I push the glow button on my watch. Midnight. An enormous black cat and a Pit Bull mix snooze contentedly on my bed. I, too, was sleeping deeply, and it takes me a moment to remember where I am: a one-room cabin, 20 miles east of Fairbanks, Alaska.
I climb down a ladder through a hole in the floor of the loft into a dog den and gingerly pick my way between paws and tails to a portable indoor john, hidden under the kitchen sink. It’s probably more than 20 degrees below zero outside, and I’m glad I don’t have to bundle up for a trip to the outhouse.
When I sit, 22 pairs of eyes glint in my direction. In the moon glow, the cabin is a dreamy dog domain, unlike any gathering of canines I’ve ever seen. Quiet and contented, they are sprawled on the couch, chairs, rugs, and under and on top of the raised bed in which my human host—Arna Dan Isacsson—sleeps. They lose interest in me quickly. One or two slip through the wool-blanket flaps of the dog door; others readjust, snuggle into one another and hunker down for more sleep. I climb back up my ladder feeling more like a wolf-child than a writer researching a story.
In the morning, the evening’s strangeness is gone. I wake to a dehumidifier’s noisy drone. In the bone-dry Fairbanks climate, this industrial-strength appliance will suck nearly three gallons of water—liquid dog breath—from the atmosphere every few days. Isacsson is heating coffee and doing yoga stretches with her “deputy,” an intense, tricolor Border Collie mix named Gari. She is why I’m here. I’ve traveled to the epicenter of competitive dog sledding to see how this transplanted Swede rehabilitates canine castoffs in a way no one else has the time, energy or faith to try.
Only a few dogs are inside this morning—comfort-seeking pups such as the delicate tan-and-white 14-year-old Husky curled up in the crook of the couch. Ten years ago, this sled dog was saved by one of Isacsson’s friends, who came across her as she was being beaten by a musher while she was still harnessed to the team. Isacsson has asked me not to use the dog’s name for fear the incident will be linked to that high-profile musher even today. Many of her dogs are here because they have troubled histories associated with mushing (from the stress of life on a chain to physical abuse, neglect or simply having been dumped), but she is careful about criticizing neighbors and friends.
Instead, she offers an alternative that is part rescue and part example. Since the early 1990s, Isacsson has lived with both her own and rejected dogs, as few as eight and as many as 30 or more, in as close an approximation of a natural pack as she can manage. She believes that by integrating them into the group, the often mistreated, last-chance dogs can be restored to a state of physical and mental health, and some day, thrive as companion animals in her home or with others. Her well-mannered crew testifies to the success of her method.
Dogs trickle in and out while we get ready for a hike. As she prepares breakfast and cleans up, they seem to visit with her and each other. “They need a social landscape,” Isacsson explains. “The experience of gnawing and grooming together satisfies something in their limbic system. It’s as important as food and shelter.”
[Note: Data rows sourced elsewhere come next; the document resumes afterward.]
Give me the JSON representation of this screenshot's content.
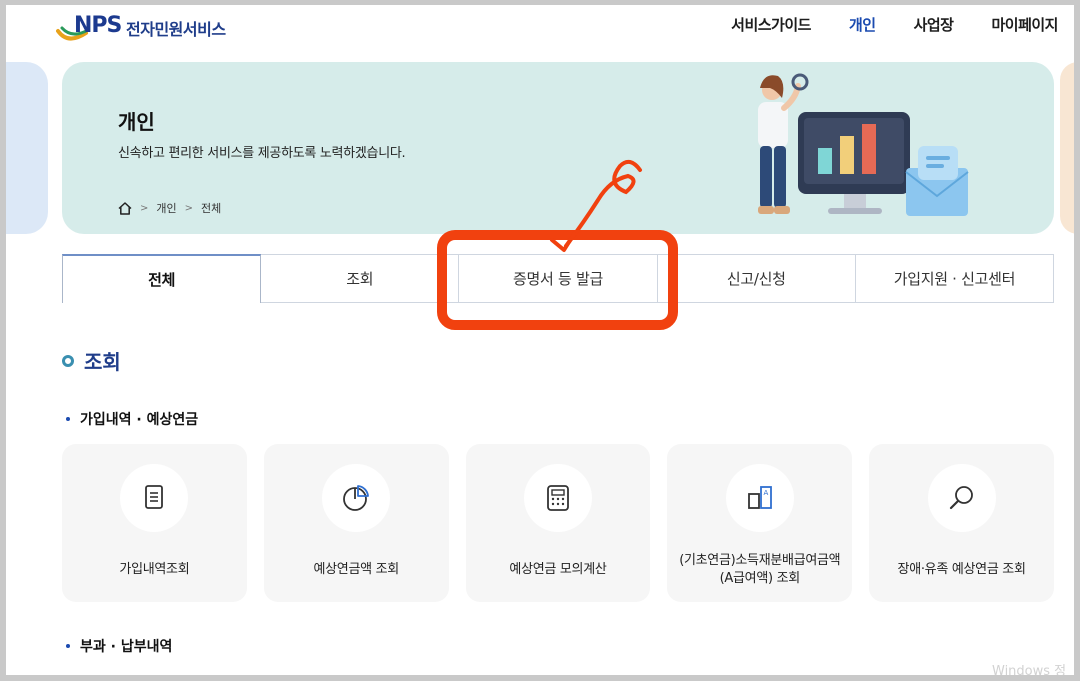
{
  "header": {
    "logo_text": "NPS",
    "site_title": "전자민원서비스",
    "nav": [
      {
        "label": "서비스가이드",
        "active": false
      },
      {
        "label": "개인",
        "active": true
      },
      {
        "label": "사업장",
        "active": false
      },
      {
        "label": "마이페이지",
        "active": false
      }
    ]
  },
  "hero": {
    "title": "개인",
    "description": "신속하고 편리한 서비스를 제공하도록 노력하겠습니다.",
    "breadcrumb": [
      "개인",
      "전체"
    ]
  },
  "tabs": [
    {
      "label": "전체",
      "active": true
    },
    {
      "label": "조회",
      "active": false
    },
    {
      "label": "증명서 등 발급",
      "active": false
    },
    {
      "label": "신고/신청",
      "active": false
    },
    {
      "label": "가입지원 · 신고센터",
      "active": false
    }
  ],
  "section": {
    "title": "조회",
    "subsections": [
      {
        "title": "가입내역 · 예상연금",
        "cards": [
          {
            "label": "가입내역조회",
            "icon": "document-icon"
          },
          {
            "label": "예상연금액 조회",
            "icon": "pie-chart-icon"
          },
          {
            "label": "예상연금 모의계산",
            "icon": "calculator-icon"
          },
          {
            "label": "(기초연금)소득재분배급여금액(A급여액) 조회",
            "icon": "document-compare-icon"
          },
          {
            "label": "장애·유족 예상연금 조회",
            "icon": "magnifier-icon"
          }
        ]
      },
      {
        "title": "부과 · 납부내역"
      }
    ]
  },
  "watermark": "Windows 정",
  "colors": {
    "brand_blue": "#1f3d8a",
    "nav_active": "#1b4bb0",
    "hero_bg": "#d6ecea",
    "highlight": "#f1410f"
  }
}
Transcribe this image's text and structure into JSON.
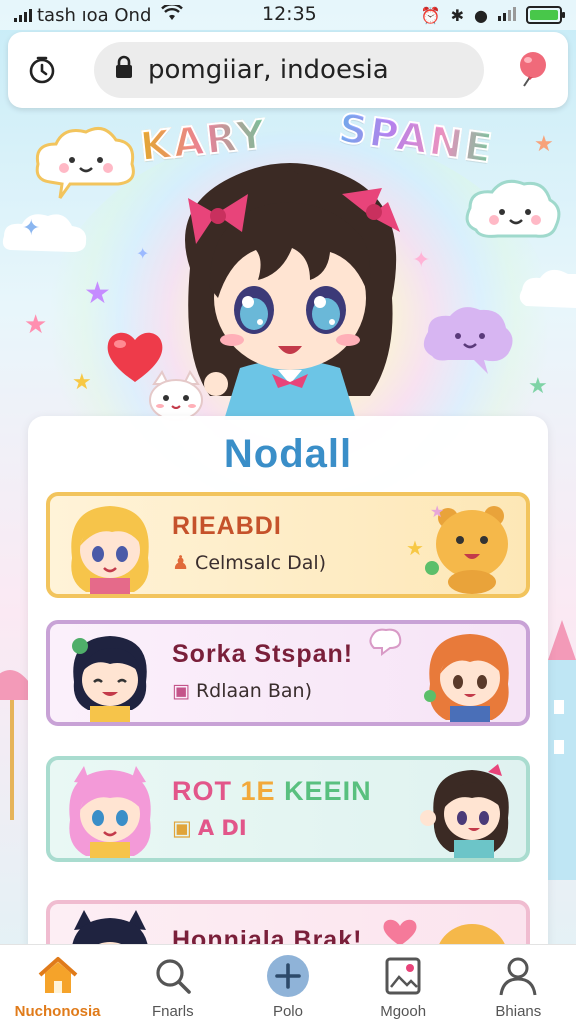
{
  "status_bar": {
    "carrier": "tash ıoa Ond",
    "time": "12:35",
    "battery_color": "#48c74a"
  },
  "browser": {
    "address": "pomgiiar, indoesia",
    "icons": {
      "left": "history-clock-icon",
      "lock": "lock-icon",
      "right": "balloon-icon"
    }
  },
  "hero": {
    "title_left": "KARY",
    "title_right": "SPANE"
  },
  "panel": {
    "title": "Nodall",
    "cards": [
      {
        "title": "RIEABDI",
        "subtitle": "Celmsalc Dal)",
        "sub_icon": "figure-icon",
        "border": "#f2c45d"
      },
      {
        "title": "Sorka Stspan!",
        "subtitle": "Rdlaan Ban)",
        "sub_icon": "bag-icon",
        "border": "#c8a2d6"
      },
      {
        "title_parts": [
          "ROT",
          "1E",
          "KEEIN"
        ],
        "subtitle": "A DI",
        "sub_icon": "box-icon",
        "border": "#a9dccf"
      },
      {
        "title": "Honnjala Brak!",
        "border": "#f0bcd0"
      }
    ]
  },
  "tabs": [
    {
      "label": "Nuchonosia",
      "icon": "home-icon",
      "active": true
    },
    {
      "label": "Fnarls",
      "icon": "search-icon",
      "active": false
    },
    {
      "label": "Polo",
      "icon": "plus-icon",
      "active": false
    },
    {
      "label": "Mgooh",
      "icon": "photo-icon",
      "active": false
    },
    {
      "label": "Bhians",
      "icon": "profile-icon",
      "active": false
    }
  ],
  "colors": {
    "accent": "#e07b1a",
    "panel_title": "#3a8ec8"
  }
}
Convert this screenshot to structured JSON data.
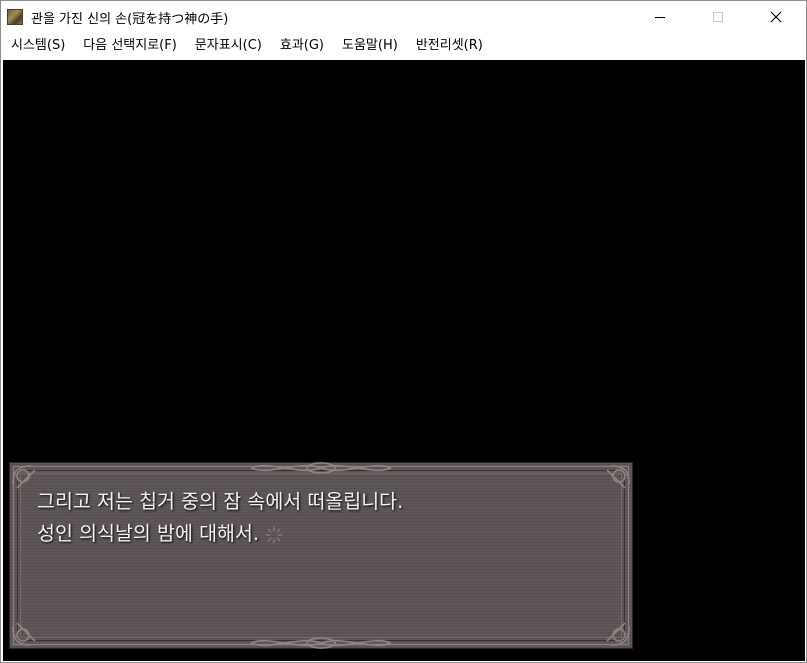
{
  "window": {
    "title": "관을 가진 신의 손(冠を持つ神の手)",
    "icon": "app-icon"
  },
  "controls": {
    "minimize_icon": "minimize-icon",
    "maximize_icon": "maximize-icon",
    "close_icon": "close-icon"
  },
  "menu": {
    "items": [
      {
        "label": "시스템(S)"
      },
      {
        "label": "다음 선택지로(F)"
      },
      {
        "label": "문자표시(C)"
      },
      {
        "label": "효과(G)"
      },
      {
        "label": "도움말(H)"
      },
      {
        "label": "반전리셋(R)"
      }
    ]
  },
  "game": {
    "background_color": "#000000",
    "message": {
      "lines": [
        "그리고 저는 칩거 중의 잠 속에서 떠올립니다.",
        "성인 의식날의 밤에 대해서."
      ],
      "wait_icon": "sparkle-wait-icon"
    }
  },
  "colors": {
    "frame_fill": "#5e5656",
    "frame_border": "#2a2222",
    "text": "#f4f4f4"
  }
}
Elaj (pronounced Ely), an Australian Shepherd who looks out of place among the mostly Husky mixes, climbs into Isacsson’s lap when she sits down. While she is a key component in his universe, she points to the pack as the active agent.
“I’m the camp counselor. I call the shots. But it’s the group that heals the dog. I just reinforce it. I allow for it,” she says. “I credit the success of rehabilitation and restoration of these often compromised dogs to the powerful healing dynamics that exist within the family pack structure. Many less desirable behaviors are simply being replaced by constructive peer influences and by just being allowed to live life as a dog where there are clear pack boundaries.”